** What is required **
Wherever the string "общежития" appears in the entries below, return the line that holds it.
******
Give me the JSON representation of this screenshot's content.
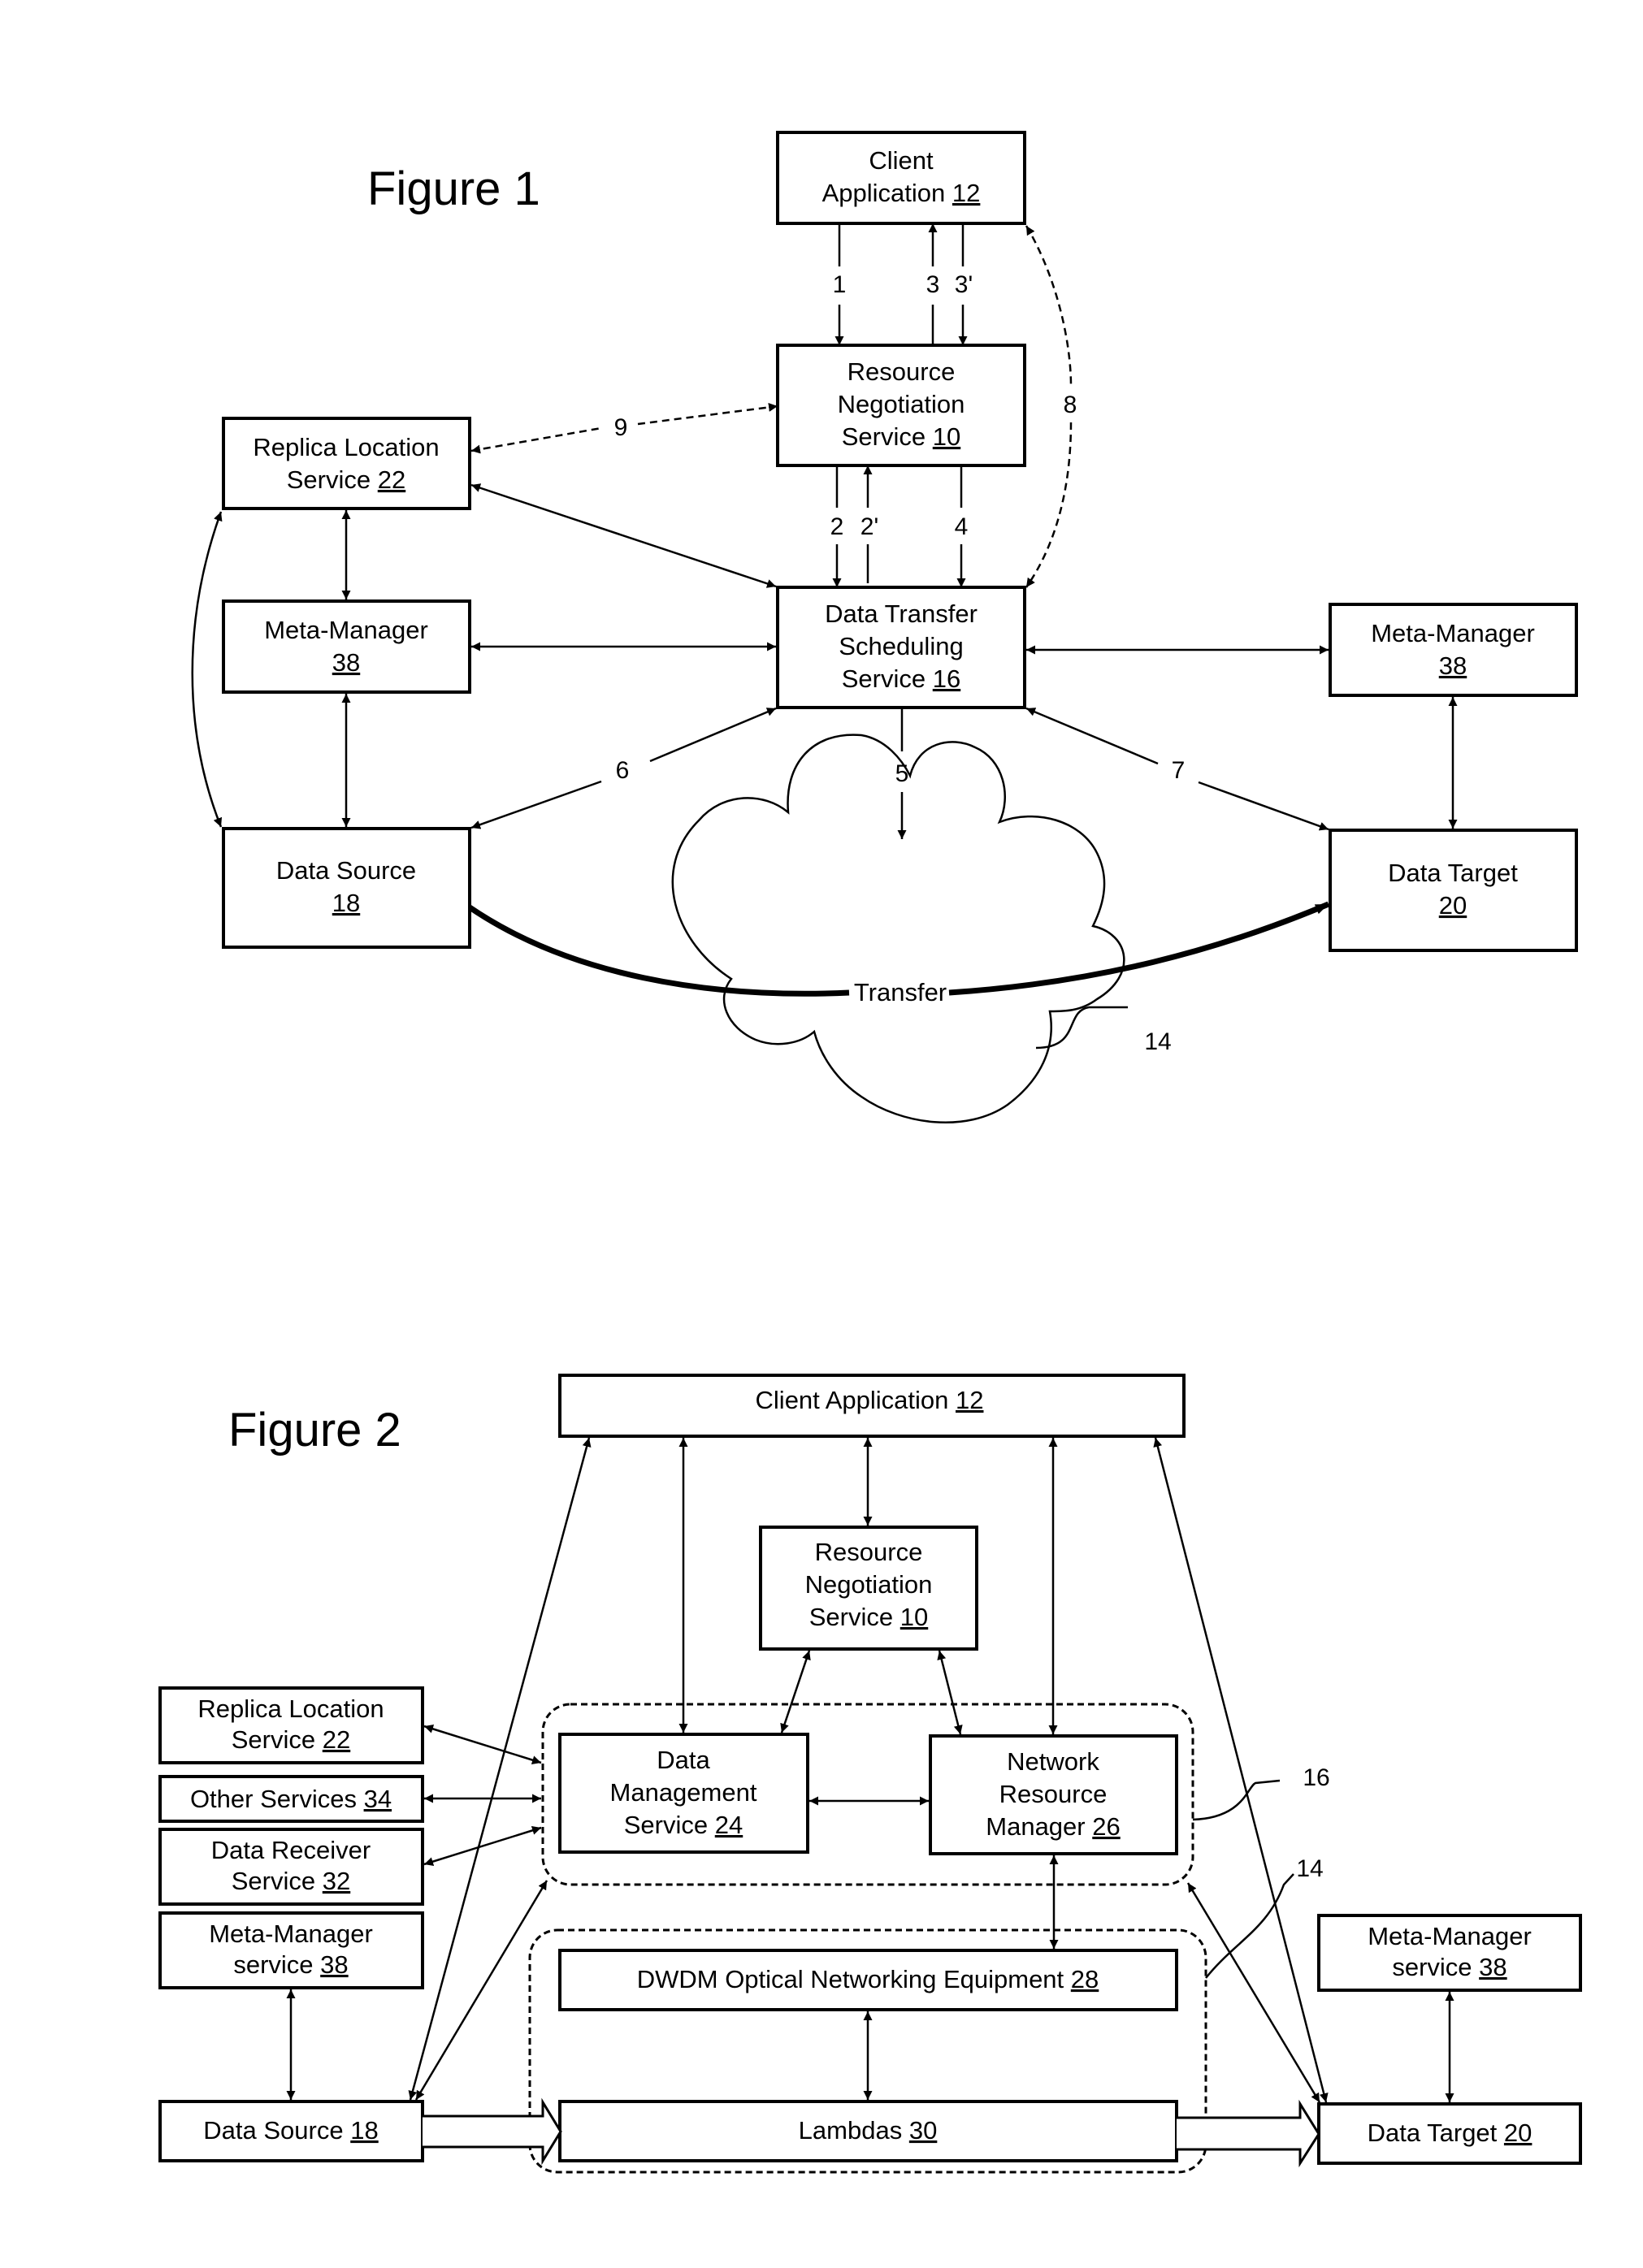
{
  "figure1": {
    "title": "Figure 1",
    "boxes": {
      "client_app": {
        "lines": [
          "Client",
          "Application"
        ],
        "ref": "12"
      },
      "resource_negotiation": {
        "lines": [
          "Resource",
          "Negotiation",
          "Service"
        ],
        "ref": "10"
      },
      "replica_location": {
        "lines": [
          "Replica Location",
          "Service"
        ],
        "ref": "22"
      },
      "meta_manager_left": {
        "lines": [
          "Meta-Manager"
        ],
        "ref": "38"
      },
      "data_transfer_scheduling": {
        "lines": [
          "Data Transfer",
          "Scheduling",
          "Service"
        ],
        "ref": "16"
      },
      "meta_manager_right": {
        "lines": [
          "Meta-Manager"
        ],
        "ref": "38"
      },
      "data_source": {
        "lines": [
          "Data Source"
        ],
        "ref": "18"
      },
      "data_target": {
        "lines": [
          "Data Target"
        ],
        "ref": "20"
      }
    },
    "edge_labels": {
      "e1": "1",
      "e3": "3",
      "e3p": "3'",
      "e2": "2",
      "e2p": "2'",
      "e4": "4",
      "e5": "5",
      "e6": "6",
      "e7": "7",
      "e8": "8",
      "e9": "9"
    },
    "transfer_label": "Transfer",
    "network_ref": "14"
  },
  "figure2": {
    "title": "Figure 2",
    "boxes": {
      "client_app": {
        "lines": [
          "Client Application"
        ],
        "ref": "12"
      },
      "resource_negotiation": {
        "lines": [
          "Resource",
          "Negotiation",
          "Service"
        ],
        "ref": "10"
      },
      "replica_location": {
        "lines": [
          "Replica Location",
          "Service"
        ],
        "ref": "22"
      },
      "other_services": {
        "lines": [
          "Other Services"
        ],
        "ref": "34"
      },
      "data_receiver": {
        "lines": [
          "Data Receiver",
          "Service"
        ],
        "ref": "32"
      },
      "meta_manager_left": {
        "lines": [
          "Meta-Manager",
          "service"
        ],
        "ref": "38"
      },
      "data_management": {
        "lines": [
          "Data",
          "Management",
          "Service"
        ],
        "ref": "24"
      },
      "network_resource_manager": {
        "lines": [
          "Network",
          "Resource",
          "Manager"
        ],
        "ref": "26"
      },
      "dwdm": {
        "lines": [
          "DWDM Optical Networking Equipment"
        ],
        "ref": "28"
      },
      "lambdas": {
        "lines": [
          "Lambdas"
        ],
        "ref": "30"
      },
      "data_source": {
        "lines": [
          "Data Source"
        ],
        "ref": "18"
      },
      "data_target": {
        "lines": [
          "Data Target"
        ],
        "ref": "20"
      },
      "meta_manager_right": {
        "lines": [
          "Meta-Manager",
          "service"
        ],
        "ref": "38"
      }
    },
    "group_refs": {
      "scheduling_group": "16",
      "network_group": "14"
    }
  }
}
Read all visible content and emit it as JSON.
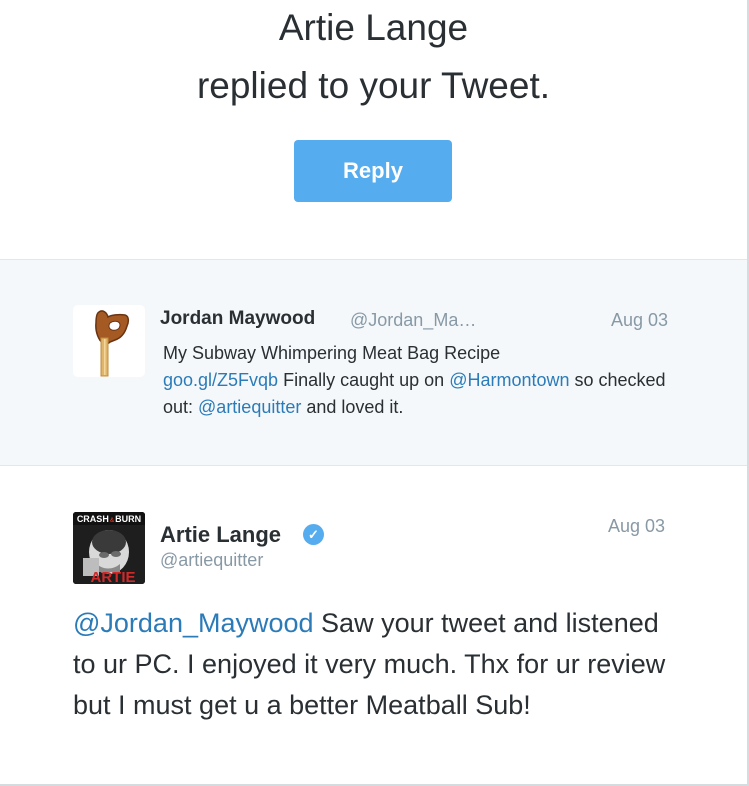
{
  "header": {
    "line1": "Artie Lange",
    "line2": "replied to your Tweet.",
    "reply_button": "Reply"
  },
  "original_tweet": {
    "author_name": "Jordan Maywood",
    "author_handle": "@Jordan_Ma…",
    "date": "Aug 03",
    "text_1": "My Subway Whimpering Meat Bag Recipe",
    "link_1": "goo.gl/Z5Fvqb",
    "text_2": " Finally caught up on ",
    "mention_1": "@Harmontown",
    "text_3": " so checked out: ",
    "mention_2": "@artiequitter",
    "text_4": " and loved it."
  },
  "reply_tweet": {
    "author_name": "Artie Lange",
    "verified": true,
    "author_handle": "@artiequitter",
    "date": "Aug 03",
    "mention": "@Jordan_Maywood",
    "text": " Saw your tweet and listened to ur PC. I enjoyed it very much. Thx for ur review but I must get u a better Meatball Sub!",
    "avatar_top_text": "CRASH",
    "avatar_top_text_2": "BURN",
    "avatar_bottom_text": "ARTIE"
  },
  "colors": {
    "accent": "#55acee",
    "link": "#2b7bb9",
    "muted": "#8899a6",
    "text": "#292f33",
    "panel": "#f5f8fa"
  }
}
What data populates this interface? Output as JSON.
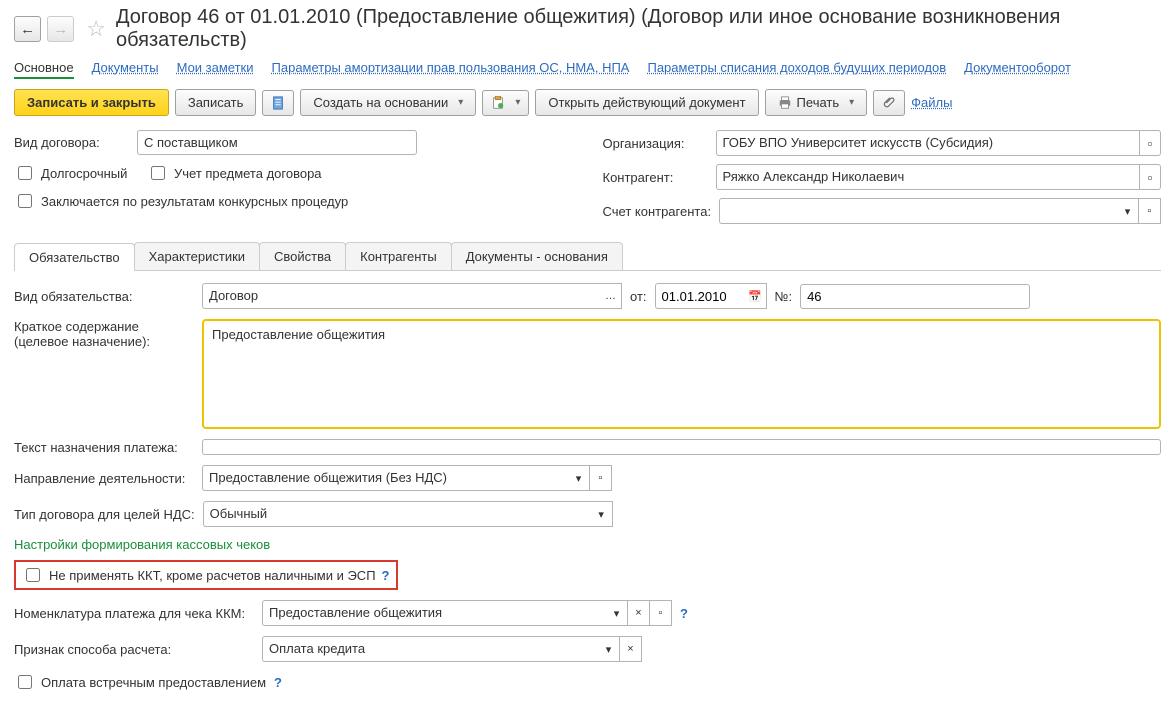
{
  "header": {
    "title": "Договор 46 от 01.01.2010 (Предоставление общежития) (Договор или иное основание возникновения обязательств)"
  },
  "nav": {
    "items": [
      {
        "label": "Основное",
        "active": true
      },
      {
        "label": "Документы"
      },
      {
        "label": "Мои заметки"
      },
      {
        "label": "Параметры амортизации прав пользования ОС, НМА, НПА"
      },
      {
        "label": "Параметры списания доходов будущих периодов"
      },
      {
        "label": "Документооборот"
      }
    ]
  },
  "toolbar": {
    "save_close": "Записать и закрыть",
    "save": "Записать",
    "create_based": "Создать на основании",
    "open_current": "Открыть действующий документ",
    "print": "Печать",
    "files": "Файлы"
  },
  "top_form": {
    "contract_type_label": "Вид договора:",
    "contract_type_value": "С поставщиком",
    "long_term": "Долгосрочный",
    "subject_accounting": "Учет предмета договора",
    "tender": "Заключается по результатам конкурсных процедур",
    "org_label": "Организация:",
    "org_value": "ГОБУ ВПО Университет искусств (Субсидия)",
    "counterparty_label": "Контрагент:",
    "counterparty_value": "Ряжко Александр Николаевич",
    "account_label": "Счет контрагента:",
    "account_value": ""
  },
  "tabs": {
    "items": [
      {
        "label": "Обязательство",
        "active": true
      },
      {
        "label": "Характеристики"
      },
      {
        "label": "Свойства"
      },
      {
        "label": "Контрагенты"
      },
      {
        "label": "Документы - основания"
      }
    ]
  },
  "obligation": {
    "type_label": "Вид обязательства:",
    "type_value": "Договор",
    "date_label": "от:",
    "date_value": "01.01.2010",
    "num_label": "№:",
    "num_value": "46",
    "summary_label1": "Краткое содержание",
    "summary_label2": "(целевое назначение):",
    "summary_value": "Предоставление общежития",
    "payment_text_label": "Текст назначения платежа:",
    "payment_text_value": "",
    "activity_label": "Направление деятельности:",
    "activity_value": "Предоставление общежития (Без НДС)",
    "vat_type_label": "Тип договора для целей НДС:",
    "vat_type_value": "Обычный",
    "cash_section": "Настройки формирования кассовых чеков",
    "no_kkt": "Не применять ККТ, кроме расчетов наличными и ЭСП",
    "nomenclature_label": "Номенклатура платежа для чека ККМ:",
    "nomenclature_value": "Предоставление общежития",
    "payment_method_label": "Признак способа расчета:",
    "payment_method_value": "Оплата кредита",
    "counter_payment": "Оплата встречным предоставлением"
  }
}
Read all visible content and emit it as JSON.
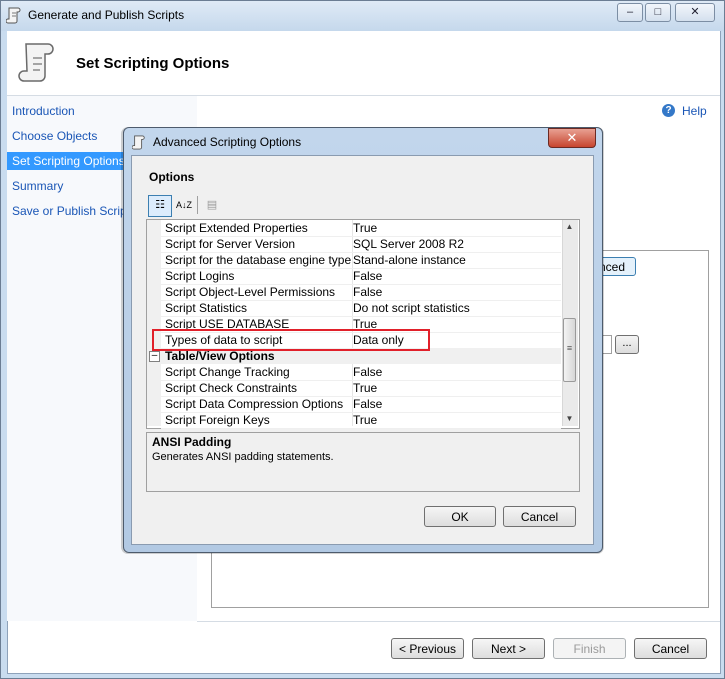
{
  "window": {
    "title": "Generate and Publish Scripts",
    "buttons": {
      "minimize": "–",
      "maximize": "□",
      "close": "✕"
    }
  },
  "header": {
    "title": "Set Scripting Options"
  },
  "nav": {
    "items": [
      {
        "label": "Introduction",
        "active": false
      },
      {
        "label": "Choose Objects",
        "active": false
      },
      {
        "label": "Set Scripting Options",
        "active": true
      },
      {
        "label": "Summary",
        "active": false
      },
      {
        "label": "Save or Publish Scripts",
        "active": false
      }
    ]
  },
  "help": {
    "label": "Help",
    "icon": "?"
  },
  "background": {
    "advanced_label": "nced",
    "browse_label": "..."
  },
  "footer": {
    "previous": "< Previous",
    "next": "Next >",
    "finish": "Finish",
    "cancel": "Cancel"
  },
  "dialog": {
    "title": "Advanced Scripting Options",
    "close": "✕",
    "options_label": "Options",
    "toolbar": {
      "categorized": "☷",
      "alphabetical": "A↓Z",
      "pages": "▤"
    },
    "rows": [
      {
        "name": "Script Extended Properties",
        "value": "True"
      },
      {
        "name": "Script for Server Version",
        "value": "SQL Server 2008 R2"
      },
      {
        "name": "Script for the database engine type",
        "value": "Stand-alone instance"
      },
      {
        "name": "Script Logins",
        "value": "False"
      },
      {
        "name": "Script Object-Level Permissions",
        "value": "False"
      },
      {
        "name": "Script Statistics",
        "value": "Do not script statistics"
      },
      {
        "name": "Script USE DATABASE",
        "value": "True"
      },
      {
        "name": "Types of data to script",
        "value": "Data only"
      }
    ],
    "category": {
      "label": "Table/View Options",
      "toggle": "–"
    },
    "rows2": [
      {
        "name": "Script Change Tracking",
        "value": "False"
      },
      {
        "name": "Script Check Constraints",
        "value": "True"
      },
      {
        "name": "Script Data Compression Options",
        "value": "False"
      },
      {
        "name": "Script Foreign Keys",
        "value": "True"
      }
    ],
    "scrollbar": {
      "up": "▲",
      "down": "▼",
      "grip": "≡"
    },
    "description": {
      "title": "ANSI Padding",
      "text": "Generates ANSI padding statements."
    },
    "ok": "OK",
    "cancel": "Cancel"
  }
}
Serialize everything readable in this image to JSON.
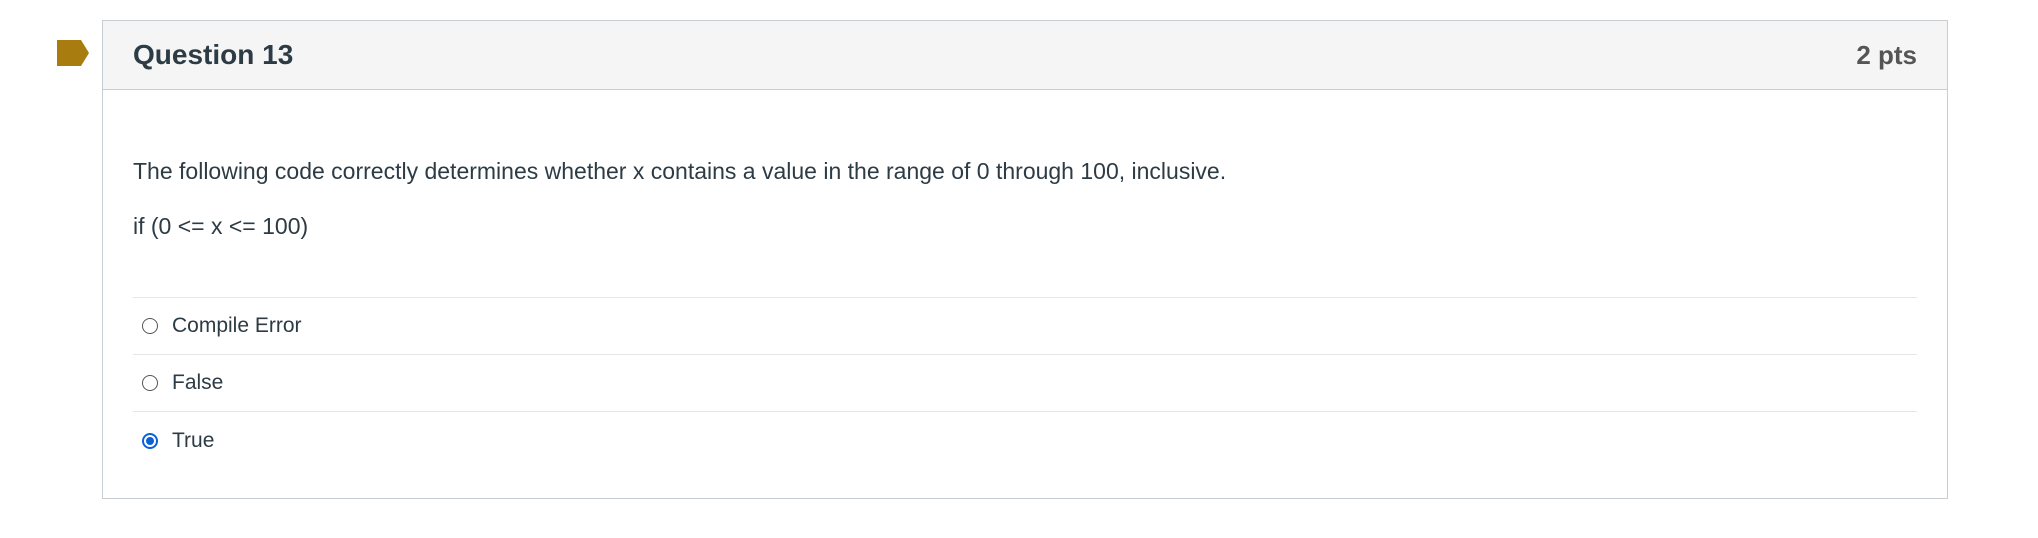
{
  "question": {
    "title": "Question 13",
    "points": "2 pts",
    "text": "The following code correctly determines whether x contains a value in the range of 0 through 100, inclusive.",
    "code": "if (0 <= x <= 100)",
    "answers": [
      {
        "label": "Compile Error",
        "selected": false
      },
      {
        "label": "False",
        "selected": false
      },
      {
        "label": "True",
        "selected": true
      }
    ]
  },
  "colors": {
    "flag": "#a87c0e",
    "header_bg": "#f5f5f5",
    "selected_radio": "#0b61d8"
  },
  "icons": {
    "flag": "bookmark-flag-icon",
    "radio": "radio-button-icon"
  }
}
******
** Written reply **
    "title": "Договор 46 от 01.01.2010 (Предоставление общежития) (Договор или иное основание возникновения обязательств)"
    "summary_value": "Предоставление общежития",
    "activity_value": "Предоставление общежития (Без НДС)",
    "nomenclature_value": "Предоставление общежития",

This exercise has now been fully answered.